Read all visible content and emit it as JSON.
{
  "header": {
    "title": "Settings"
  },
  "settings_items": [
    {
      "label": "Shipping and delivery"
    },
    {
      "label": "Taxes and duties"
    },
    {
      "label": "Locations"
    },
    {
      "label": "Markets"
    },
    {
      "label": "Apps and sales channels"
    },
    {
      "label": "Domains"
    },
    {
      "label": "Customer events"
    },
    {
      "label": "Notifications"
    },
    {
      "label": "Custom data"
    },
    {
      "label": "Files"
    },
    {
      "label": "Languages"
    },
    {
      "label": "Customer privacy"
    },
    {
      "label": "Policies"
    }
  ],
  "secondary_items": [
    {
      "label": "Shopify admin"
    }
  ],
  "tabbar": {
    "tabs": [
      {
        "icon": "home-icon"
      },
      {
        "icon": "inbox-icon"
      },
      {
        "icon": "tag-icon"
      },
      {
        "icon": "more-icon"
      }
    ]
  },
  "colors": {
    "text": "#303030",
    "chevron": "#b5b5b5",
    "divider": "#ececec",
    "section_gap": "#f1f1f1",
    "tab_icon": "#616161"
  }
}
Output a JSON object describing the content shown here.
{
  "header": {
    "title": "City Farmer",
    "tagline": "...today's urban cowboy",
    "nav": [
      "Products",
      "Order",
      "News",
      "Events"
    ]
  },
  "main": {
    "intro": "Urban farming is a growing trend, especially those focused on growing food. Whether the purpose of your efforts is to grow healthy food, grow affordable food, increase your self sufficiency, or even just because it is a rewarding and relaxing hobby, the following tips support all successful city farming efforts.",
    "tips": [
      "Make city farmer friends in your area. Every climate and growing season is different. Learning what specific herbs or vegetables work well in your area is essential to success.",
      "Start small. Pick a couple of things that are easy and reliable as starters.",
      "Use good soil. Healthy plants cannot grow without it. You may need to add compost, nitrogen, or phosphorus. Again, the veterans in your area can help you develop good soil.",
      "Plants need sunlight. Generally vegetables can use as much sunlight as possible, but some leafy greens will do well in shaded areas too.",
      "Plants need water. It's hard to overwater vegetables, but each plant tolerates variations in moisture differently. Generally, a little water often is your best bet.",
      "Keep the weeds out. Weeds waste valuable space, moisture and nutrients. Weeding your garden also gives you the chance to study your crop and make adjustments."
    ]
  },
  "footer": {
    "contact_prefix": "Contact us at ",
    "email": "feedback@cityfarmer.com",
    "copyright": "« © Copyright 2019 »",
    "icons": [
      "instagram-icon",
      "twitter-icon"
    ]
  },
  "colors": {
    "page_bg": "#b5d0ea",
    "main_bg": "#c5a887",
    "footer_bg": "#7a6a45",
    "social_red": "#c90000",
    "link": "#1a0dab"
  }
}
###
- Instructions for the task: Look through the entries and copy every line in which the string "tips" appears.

- Task output:
    "intro": "Urban farming is a growing trend, especially those focused on growing food. Whether the purpose of your efforts is to grow healthy food, grow affordable food, increase your self sufficiency, or even just because it is a rewarding and relaxing hobby, the following tips support all successful city farming efforts.",
    "tips": [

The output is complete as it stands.